When an application ejects a 3.5-inch disk from a drive, the File Manager places the volume offline. When a volume is offline, the volume control block is kept in memory and the volume reference number is still valid. If you make a File Manager call that specifies that volume, the File Manager presents the disk switch dialog box to the user.

When the user drags a volume icon to the Trash, that volume is unmounted; the volume control block is released, and the volume is no longer known to the File Manager. In particular, the volume reference number previously assigned to the volume is no longer valid.

Each subdirectory is located within a directory called its parent directory. Typically, the parent directory is specified by a parent directory ID, which is simply the directory ID of the parent directory. The File Manager assigns a special parent directory ID to a volume’s root directory. This is primarily to permit a consistent method of identifying files and directories using the volume reference number, the parent directory ID, and the file or directory name. See the next section, “Identifying Files and Directories,” for details.

For the most part, your application does not need to be concerned about, or keep track of, the location of files in the file system hierarchy. Most of the files your application opens and saves are specified by the user or another application, and their location is provided to your application by either the Finder or the Standard File Package. One notable exception here concerns preferences files, which are typically stored in the Preferences folder in the currently active System Folder. See “Using a Preferences File” on page 1-36 for instructions on finding preferences files.

Identifying Files and Directories

The hierarchical arrangement of files and directories allows you to identify a file or directory uniquely by providing just three pieces of information: its volume reference number, its parent directory ID, and its name within that parent directory. The system software lets you specify these three items together in a file system specification record, defined by the FSSpec data type:

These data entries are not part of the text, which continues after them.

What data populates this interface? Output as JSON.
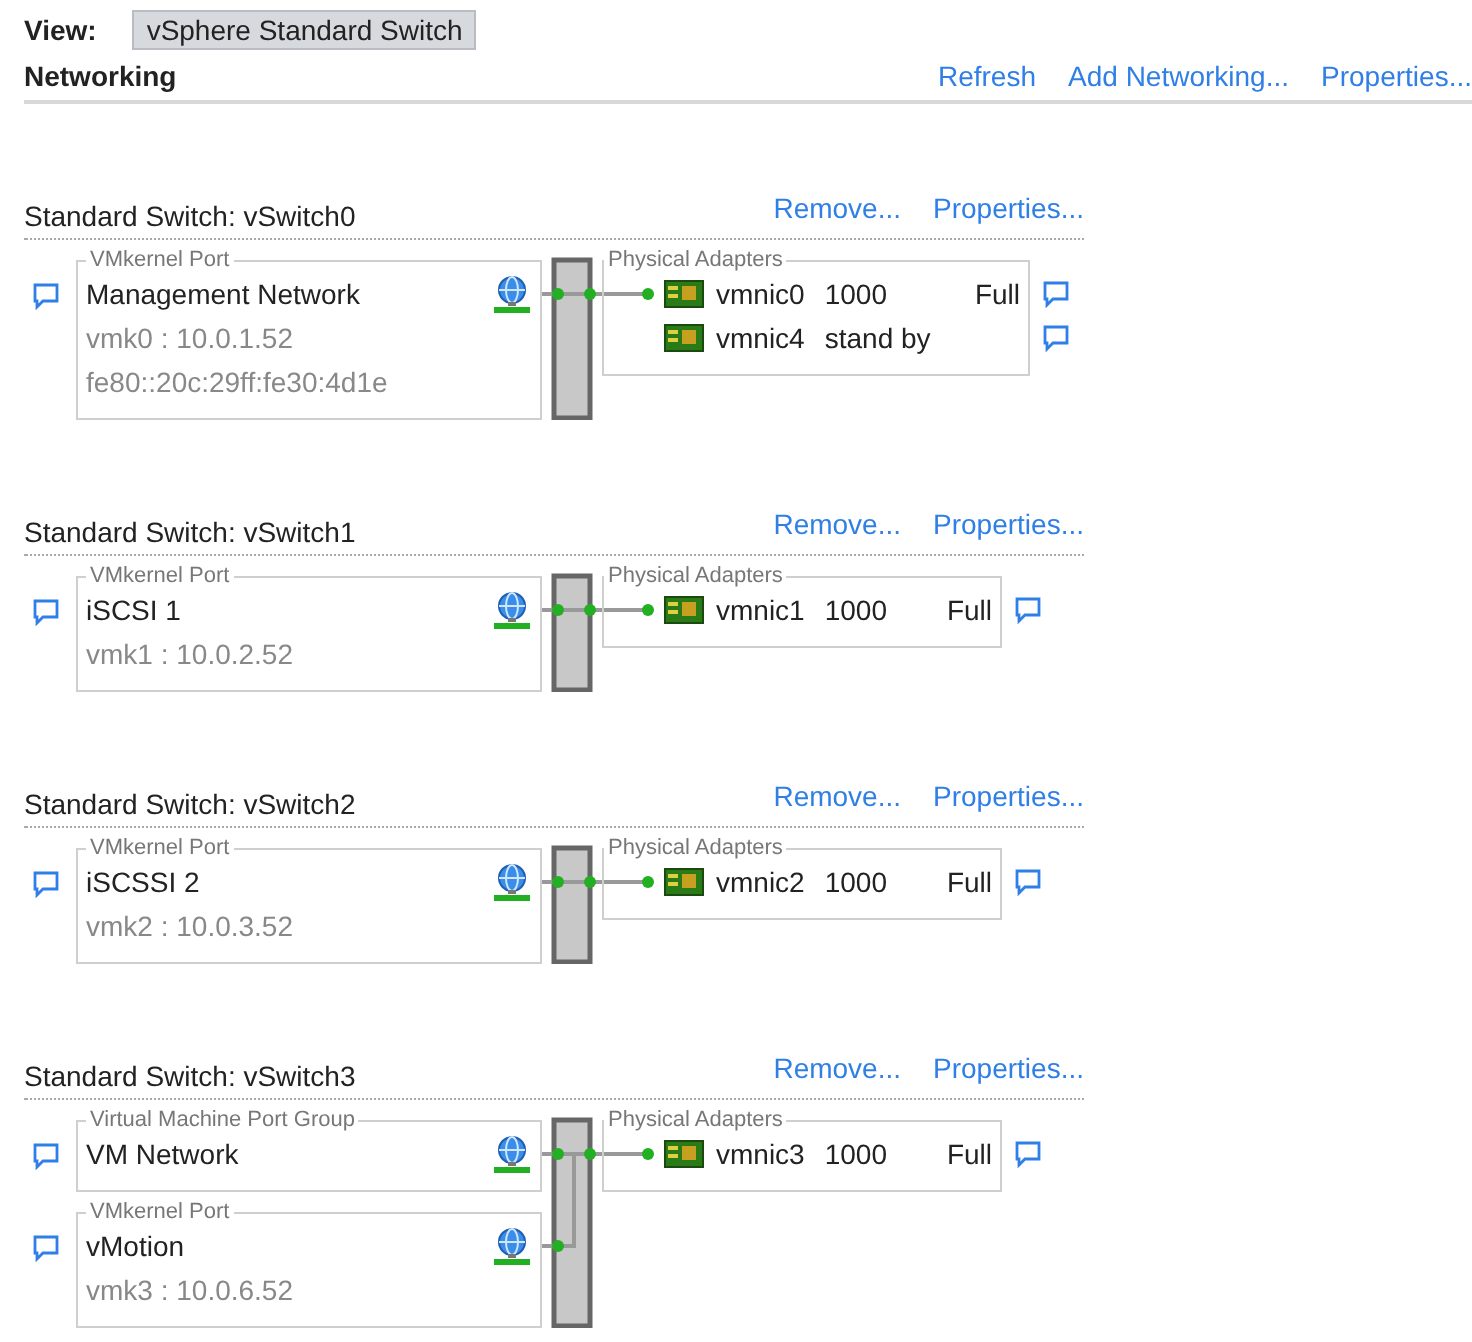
{
  "view": {
    "label": "View:",
    "value": "vSphere Standard Switch"
  },
  "networking": {
    "title": "Networking",
    "actions": [
      "Refresh",
      "Add Networking...",
      "Properties..."
    ]
  },
  "switches": [
    {
      "title": "Standard Switch: vSwitch0",
      "actions": [
        "Remove...",
        "Properties..."
      ],
      "port_groups": [
        {
          "type_label": "VMkernel Port",
          "name": "Management Network",
          "details": [
            "vmk0 : 10.0.1.52",
            "fe80::20c:29ff:fe30:4d1e"
          ]
        }
      ],
      "adapters_label": "Physical Adapters",
      "adapters": [
        {
          "name": "vmnic0",
          "speed": "1000",
          "duplex": "Full",
          "active": true
        },
        {
          "name": "vmnic4",
          "speed": "stand by",
          "active": false
        }
      ]
    },
    {
      "title": "Standard Switch: vSwitch1",
      "actions": [
        "Remove...",
        "Properties..."
      ],
      "port_groups": [
        {
          "type_label": "VMkernel Port",
          "name": "iSCSI 1",
          "details": [
            "vmk1 : 10.0.2.52"
          ]
        }
      ],
      "adapters_label": "Physical Adapters",
      "adapters": [
        {
          "name": "vmnic1",
          "speed": "1000",
          "duplex": "Full",
          "active": true
        }
      ]
    },
    {
      "title": "Standard Switch: vSwitch2",
      "actions": [
        "Remove...",
        "Properties..."
      ],
      "port_groups": [
        {
          "type_label": "VMkernel Port",
          "name": "iSCSSI 2",
          "details": [
            "vmk2 : 10.0.3.52"
          ]
        }
      ],
      "adapters_label": "Physical Adapters",
      "adapters": [
        {
          "name": "vmnic2",
          "speed": "1000",
          "duplex": "Full",
          "active": true
        }
      ]
    },
    {
      "title": "Standard Switch: vSwitch3",
      "actions": [
        "Remove...",
        "Properties..."
      ],
      "port_groups": [
        {
          "type_label": "Virtual Machine Port Group",
          "name": "VM Network"
        },
        {
          "type_label": "VMkernel Port",
          "name": "vMotion",
          "details": [
            "vmk3 : 10.0.6.52"
          ]
        }
      ],
      "adapters_label": "Physical Adapters",
      "adapters": [
        {
          "name": "vmnic3",
          "speed": "1000",
          "duplex": "Full",
          "active": true
        }
      ]
    }
  ]
}
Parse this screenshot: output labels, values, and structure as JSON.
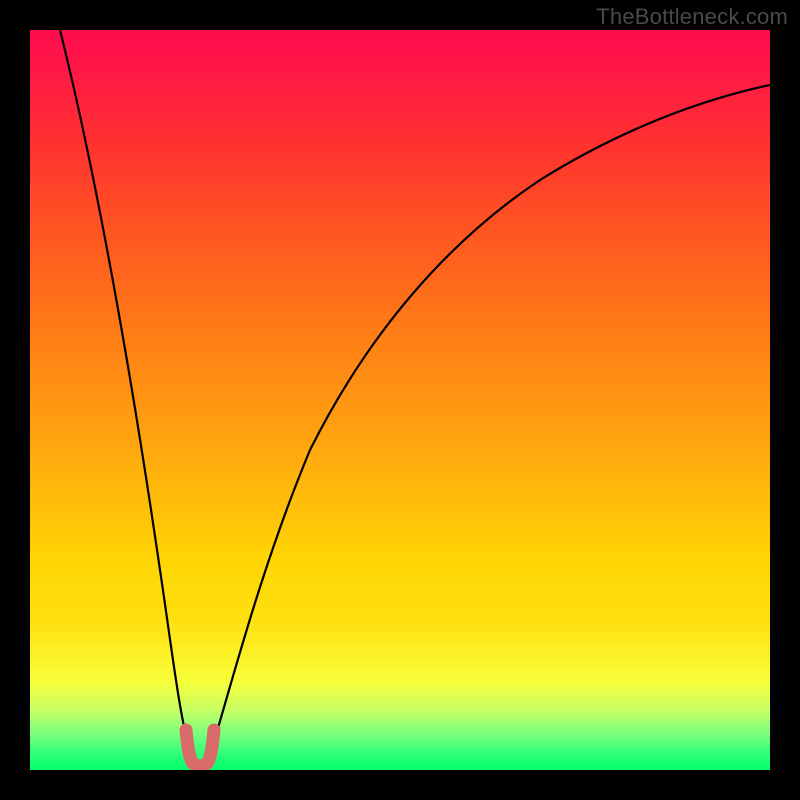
{
  "watermark": "TheBottleneck.com",
  "chart_data": {
    "type": "line",
    "title": "",
    "xlabel": "",
    "ylabel": "",
    "xlim": [
      0,
      100
    ],
    "ylim": [
      0,
      100
    ],
    "gradient_stops": [
      {
        "pos": 0,
        "color": "#ff0b4d"
      },
      {
        "pos": 0.15,
        "color": "#ff3030"
      },
      {
        "pos": 0.4,
        "color": "#ff7a16"
      },
      {
        "pos": 0.72,
        "color": "#ffd604"
      },
      {
        "pos": 0.88,
        "color": "#f7ff3a"
      },
      {
        "pos": 0.95,
        "color": "#7dff7d"
      },
      {
        "pos": 1.0,
        "color": "#00ff6c"
      }
    ],
    "series": [
      {
        "name": "main-curve",
        "color": "#000000",
        "x": [
          4,
          6,
          8,
          10,
          12,
          14,
          16,
          18,
          20,
          21,
          22,
          23,
          24,
          25,
          26,
          28,
          30,
          34,
          38,
          44,
          50,
          58,
          66,
          74,
          82,
          90,
          100
        ],
        "y": [
          100,
          91,
          82,
          73,
          64,
          55,
          46,
          36,
          22,
          12,
          5,
          2,
          2,
          5,
          12,
          24,
          34,
          48,
          57,
          66,
          72,
          78,
          82,
          85,
          87.5,
          89.5,
          91
        ]
      },
      {
        "name": "highlight-segment",
        "color": "#d86a6a",
        "x": [
          21.2,
          21.6,
          22.0,
          22.4,
          22.8,
          23.2,
          23.6,
          24.0,
          24.4,
          24.8
        ],
        "y": [
          6,
          2.5,
          1.2,
          1,
          1,
          1.2,
          2.5,
          6,
          6,
          6
        ]
      }
    ]
  }
}
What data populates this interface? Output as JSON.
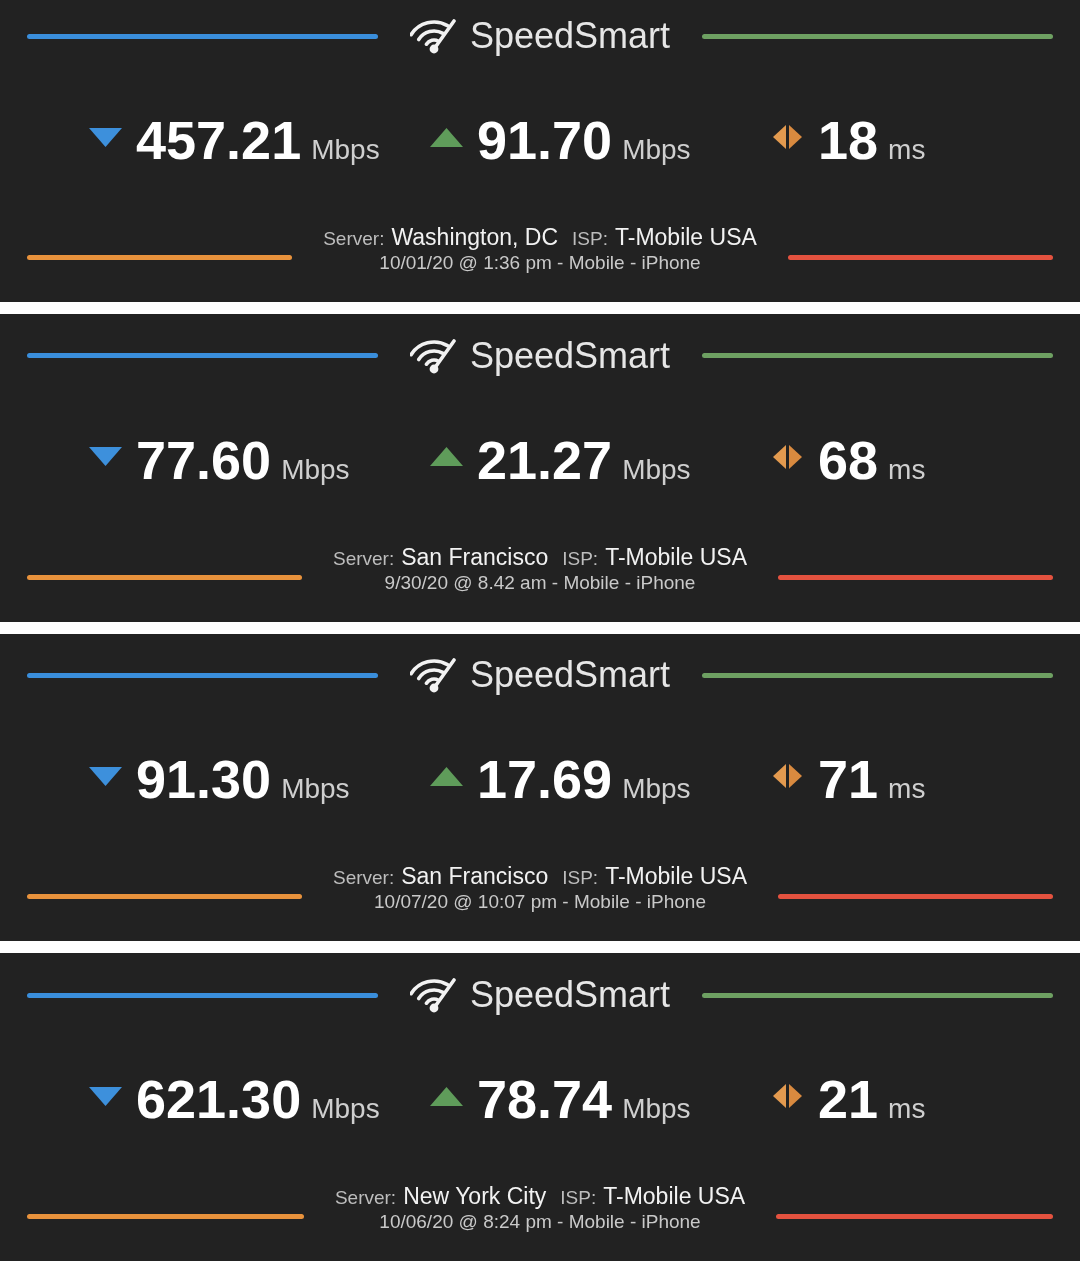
{
  "results": [
    {
      "app_name": "SpeedSmart",
      "metrics": [
        {
          "kind": "download",
          "value": "457.21",
          "unit": "Mbps"
        },
        {
          "kind": "upload",
          "value": "91.70",
          "unit": "Mbps"
        },
        {
          "kind": "ping",
          "value": "18",
          "unit": "ms"
        }
      ],
      "server_label": "Server:",
      "server": "Washington, DC",
      "isp_label": "ISP:",
      "isp": "T-Mobile USA",
      "details": "10/01/20 @ 1:36 pm - Mobile - iPhone"
    },
    {
      "app_name": "SpeedSmart",
      "metrics": [
        {
          "kind": "download",
          "value": "77.60",
          "unit": "Mbps"
        },
        {
          "kind": "upload",
          "value": "21.27",
          "unit": "Mbps"
        },
        {
          "kind": "ping",
          "value": "68",
          "unit": "ms"
        }
      ],
      "server_label": "Server:",
      "server": "San Francisco",
      "isp_label": "ISP:",
      "isp": "T-Mobile USA",
      "details": "9/30/20 @ 8.42 am - Mobile - iPhone"
    },
    {
      "app_name": "SpeedSmart",
      "metrics": [
        {
          "kind": "download",
          "value": "91.30",
          "unit": "Mbps"
        },
        {
          "kind": "upload",
          "value": "17.69",
          "unit": "Mbps"
        },
        {
          "kind": "ping",
          "value": "71",
          "unit": "ms"
        }
      ],
      "server_label": "Server:",
      "server": "San Francisco",
      "isp_label": "ISP:",
      "isp": "T-Mobile USA",
      "details": "10/07/20 @ 10:07 pm - Mobile - iPhone"
    },
    {
      "app_name": "SpeedSmart",
      "metrics": [
        {
          "kind": "download",
          "value": "621.30",
          "unit": "Mbps"
        },
        {
          "kind": "upload",
          "value": "78.74",
          "unit": "Mbps"
        },
        {
          "kind": "ping",
          "value": "21",
          "unit": "ms"
        }
      ],
      "server_label": "Server:",
      "server": "New York City",
      "isp_label": "ISP:",
      "isp": "T-Mobile USA",
      "details": "10/06/20 @ 8:24 pm - Mobile - iPhone"
    }
  ]
}
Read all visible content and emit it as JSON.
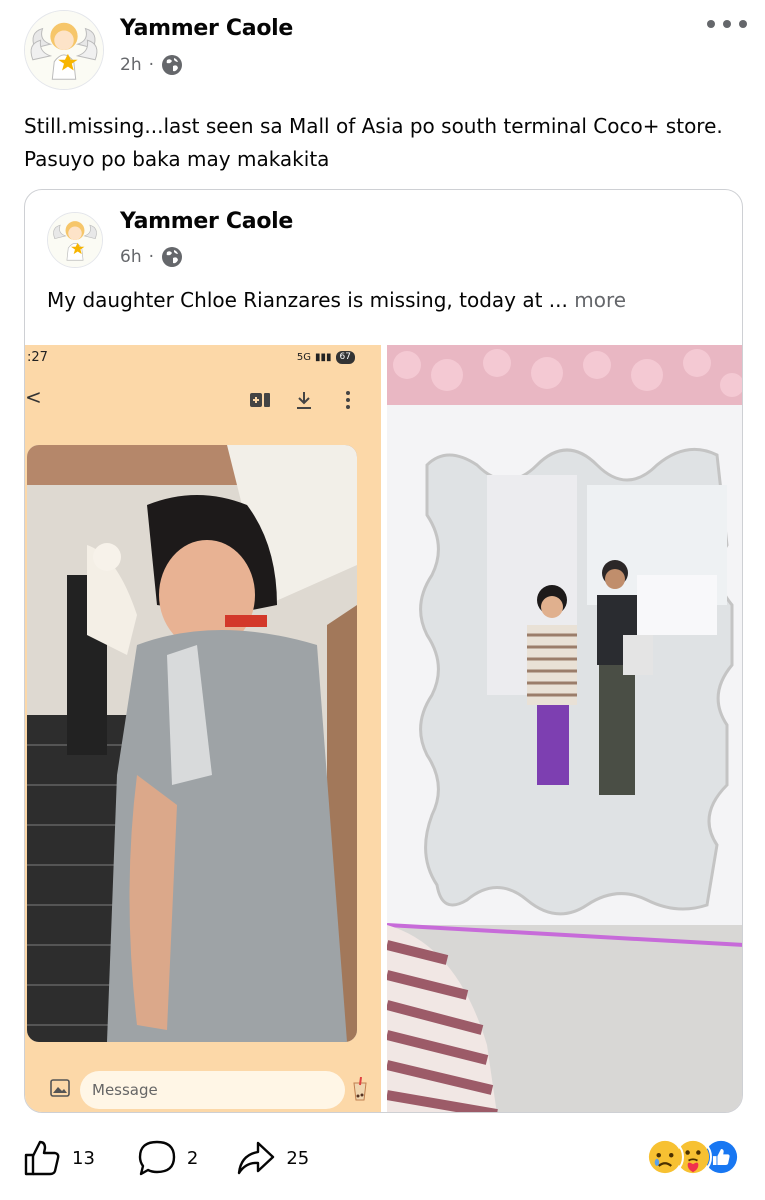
{
  "post": {
    "author": "Yammer Caole",
    "time": "2h",
    "privacy_icon": "globe-icon",
    "separator": "·",
    "text": "Still.missing...last seen sa Mall of Asia  po south terminal Coco+ store. Pasuyo po baka may makakita"
  },
  "shared_post": {
    "author": "Yammer Caole",
    "time": "6h",
    "separator": "·",
    "privacy_icon": "globe-icon",
    "text": "My daughter Chloe Rianzares is missing, today at ...",
    "more_label": "more",
    "photos": [
      {
        "kind": "phone-screenshot",
        "status_time": ":27",
        "status_network": "5G",
        "battery": "67",
        "back_glyph": "<",
        "message_placeholder": "Message"
      },
      {
        "kind": "mirror-photo"
      }
    ]
  },
  "actions": {
    "like_count": "13",
    "comment_count": "2",
    "share_count": "25"
  },
  "reactions": [
    "sad-reaction-icon",
    "care-reaction-icon",
    "like-reaction-icon"
  ],
  "colors": {
    "text": "#050505",
    "secondary": "#65676b",
    "border": "#ced0d4",
    "like_blue": "#1877f2",
    "phone_bg": "#fcd8a8"
  }
}
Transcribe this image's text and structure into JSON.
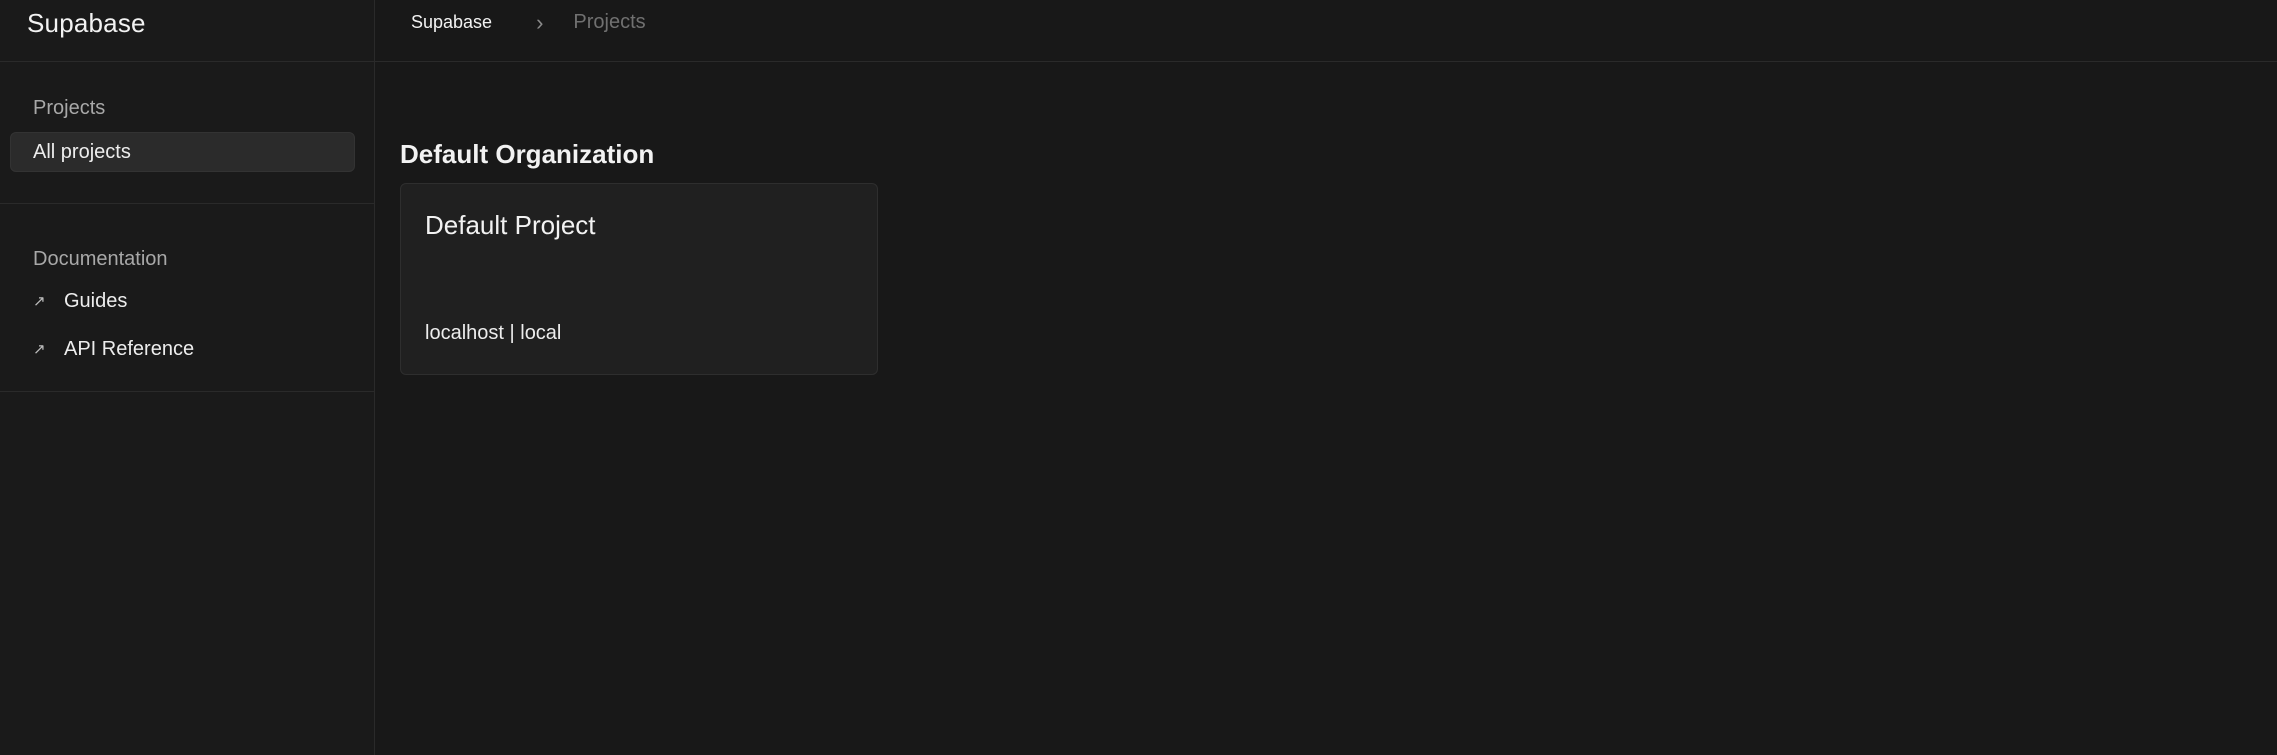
{
  "brand": {
    "name": "Supabase"
  },
  "breadcrumb": {
    "root": "Supabase",
    "separator": "›",
    "current": "Projects"
  },
  "sidebar": {
    "projects_heading": "Projects",
    "projects_items": [
      {
        "label": "All projects",
        "active": true
      }
    ],
    "docs_heading": "Documentation",
    "docs_items": [
      {
        "label": "Guides",
        "icon": "external-arrow-icon"
      },
      {
        "label": "API Reference",
        "icon": "external-arrow-icon"
      }
    ]
  },
  "main": {
    "organization": "Default Organization",
    "projects": [
      {
        "name": "Default Project",
        "meta": "localhost | local"
      }
    ]
  },
  "icons": {
    "external": "↗",
    "chevron": "›"
  },
  "colors": {
    "background": "#181818",
    "card": "#202020",
    "border": "#2a2a2a",
    "text": "#ededed",
    "muted": "#707070"
  }
}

TYPE FSSpec = {file system specification}
RECORD
   vRefNum: Integer; {volume reference number}
   parID: LongInt; {directory ID of parent directory}
   name: Str63; {filename or directory name}
END;

The FSSpec record provides a simple and standard format for specifying files and directories. For example, the Standard File Package procedure StandardGetFile uses an FSSpec record to return information identifying a user-selected file or folder. You can pass that specification directly to any file-manipulation routines, such as FSpOpenDF and FSpDelete, that accept FSSpec records. In addition, the Alias Manager, Edition Manager, and Finder all use FSSpec records to specify files and directories.

See Also